The overwhelming recognition of the seriousness of our housing dilemma and of the importance of this bill to its solution that was spontaneously and continuously expressed this month when the National Conference on Family Life met in Washington has fortified us in our conviction that we are on the right track in supporting the principles of S. 866. When it is realized that the conference represented some 40 million American citizens through 125 national organizations representative of every phase of American family life, it is hard for us to ignore this source of strength to our 4-year position in favor of the bill's objectives and proposed procedures. This association has not arrived at its position through any quick and easy
There has been constant and unremitting study of the problem going forward through our board and our committees during the entire 15-year history of the association's existence. Back in 1934, the association published a Housing Program for the United States-a document that received Nation-wide recognition and that developed the basic principles carried in the United States Housing Act of 1937. In 1944, this publication was followed by Housing for the United States After the War, a statement of a comprehensive housing policy that sought to unify the wide-ranging elements of the housing field. As of the end of last year, our board of governors gave unanimous approval to the following set of basic housing principles :

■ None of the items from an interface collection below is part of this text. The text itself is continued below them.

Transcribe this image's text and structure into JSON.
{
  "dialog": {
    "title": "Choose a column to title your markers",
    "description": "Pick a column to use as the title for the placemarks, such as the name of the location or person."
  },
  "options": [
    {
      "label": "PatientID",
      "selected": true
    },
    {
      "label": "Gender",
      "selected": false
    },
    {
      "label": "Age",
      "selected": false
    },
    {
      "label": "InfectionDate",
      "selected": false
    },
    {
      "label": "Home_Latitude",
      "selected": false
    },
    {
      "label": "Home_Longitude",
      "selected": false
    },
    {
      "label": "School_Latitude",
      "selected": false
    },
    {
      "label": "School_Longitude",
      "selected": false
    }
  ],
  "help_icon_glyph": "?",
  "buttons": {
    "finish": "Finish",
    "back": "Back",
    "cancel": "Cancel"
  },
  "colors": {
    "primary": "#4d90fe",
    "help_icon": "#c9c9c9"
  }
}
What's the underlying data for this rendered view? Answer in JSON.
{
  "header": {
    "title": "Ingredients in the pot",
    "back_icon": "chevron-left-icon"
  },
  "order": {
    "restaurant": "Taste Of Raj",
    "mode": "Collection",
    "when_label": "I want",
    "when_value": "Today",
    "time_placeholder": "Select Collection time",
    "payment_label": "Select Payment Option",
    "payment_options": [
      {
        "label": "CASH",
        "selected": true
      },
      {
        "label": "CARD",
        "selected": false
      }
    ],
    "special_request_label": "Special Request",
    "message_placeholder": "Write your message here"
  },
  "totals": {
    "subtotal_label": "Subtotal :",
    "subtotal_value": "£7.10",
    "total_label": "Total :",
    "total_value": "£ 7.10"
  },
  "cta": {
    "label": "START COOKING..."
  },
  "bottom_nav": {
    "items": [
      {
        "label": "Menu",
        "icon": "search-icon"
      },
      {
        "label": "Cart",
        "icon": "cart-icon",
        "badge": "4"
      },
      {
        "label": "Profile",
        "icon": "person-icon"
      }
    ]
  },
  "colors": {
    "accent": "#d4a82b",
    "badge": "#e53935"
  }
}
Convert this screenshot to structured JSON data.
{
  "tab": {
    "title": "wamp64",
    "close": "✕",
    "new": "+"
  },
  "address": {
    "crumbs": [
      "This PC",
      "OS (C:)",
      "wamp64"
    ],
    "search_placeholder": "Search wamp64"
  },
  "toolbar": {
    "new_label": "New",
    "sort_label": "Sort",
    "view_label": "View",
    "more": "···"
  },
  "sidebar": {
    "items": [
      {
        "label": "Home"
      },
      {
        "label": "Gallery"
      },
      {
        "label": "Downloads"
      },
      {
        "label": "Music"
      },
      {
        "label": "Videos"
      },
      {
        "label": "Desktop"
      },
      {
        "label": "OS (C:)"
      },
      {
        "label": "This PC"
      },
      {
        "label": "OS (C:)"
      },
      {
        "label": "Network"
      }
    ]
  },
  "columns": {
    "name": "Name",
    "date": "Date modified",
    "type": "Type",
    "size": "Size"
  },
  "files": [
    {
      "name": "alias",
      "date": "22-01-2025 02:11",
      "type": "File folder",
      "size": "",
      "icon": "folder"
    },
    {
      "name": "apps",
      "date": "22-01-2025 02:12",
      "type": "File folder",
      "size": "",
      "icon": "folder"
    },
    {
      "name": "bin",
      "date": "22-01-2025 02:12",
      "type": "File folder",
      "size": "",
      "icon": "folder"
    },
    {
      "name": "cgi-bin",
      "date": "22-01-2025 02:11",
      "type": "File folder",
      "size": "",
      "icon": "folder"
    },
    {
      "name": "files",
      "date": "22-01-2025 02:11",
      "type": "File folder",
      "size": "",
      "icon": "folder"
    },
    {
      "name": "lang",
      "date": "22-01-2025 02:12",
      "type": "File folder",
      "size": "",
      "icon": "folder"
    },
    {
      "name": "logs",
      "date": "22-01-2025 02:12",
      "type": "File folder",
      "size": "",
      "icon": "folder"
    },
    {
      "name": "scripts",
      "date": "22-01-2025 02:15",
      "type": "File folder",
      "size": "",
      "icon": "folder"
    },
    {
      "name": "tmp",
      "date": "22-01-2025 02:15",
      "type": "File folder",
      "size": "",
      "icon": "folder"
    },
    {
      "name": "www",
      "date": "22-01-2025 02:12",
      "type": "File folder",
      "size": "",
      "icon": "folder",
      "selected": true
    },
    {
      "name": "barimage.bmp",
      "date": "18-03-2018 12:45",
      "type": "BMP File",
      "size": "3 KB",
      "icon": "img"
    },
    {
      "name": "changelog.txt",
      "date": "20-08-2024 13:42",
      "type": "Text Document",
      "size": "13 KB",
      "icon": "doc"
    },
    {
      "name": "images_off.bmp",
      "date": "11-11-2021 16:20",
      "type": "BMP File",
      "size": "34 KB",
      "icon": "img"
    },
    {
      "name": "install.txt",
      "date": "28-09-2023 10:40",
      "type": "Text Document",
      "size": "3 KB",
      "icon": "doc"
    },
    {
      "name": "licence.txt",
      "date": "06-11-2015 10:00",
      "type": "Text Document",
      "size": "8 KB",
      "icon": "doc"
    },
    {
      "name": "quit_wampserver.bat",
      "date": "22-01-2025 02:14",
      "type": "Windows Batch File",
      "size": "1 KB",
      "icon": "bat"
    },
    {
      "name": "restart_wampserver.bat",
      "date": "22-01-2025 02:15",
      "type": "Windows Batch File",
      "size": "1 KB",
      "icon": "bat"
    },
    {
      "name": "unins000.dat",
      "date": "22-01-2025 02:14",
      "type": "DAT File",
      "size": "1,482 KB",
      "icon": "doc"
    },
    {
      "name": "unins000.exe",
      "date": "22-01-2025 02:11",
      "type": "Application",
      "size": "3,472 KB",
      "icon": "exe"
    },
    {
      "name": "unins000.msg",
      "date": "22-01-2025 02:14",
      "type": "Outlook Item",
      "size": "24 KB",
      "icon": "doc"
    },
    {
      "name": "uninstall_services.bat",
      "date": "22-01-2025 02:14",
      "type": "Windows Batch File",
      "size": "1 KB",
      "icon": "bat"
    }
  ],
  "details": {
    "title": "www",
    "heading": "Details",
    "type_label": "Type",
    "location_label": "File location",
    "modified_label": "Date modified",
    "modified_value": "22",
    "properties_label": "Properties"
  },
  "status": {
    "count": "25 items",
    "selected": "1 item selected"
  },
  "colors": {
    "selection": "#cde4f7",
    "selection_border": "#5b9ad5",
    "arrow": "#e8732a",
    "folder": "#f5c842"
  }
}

"The National Association of Housing Officials, founded on the conviction that every American family should have suitable and decent shelter, believes that any effective housing program must be based on certain fundamental principles :
“Enough homes to overcome the present shortage, keep up with the increase in families, and replace the slums.
“New homes for all kinds of people in all income groups, for rural as well as urban families,
"Good homes in good neighborhoods in pleasant and efficient communities with its corollary, the elimination of slums and blighted areas.
“Maximum opportunity for private enterprise through a modernized building industry; sound finance on easy terms with adequate consumer security for all who want and can afford to own their homes; expansion of rental development; and special encouragement for well-planned, large-scale, nonspeculative housing enterprise, for rental and also for cooperative and individual ownership.
“Public financial aid for any part of the essential program that private enterprise clearly cannot accomplish alone.
“Public initiative where absolutely necessary to rehouse low-income families and get rid of slums and blighted areas.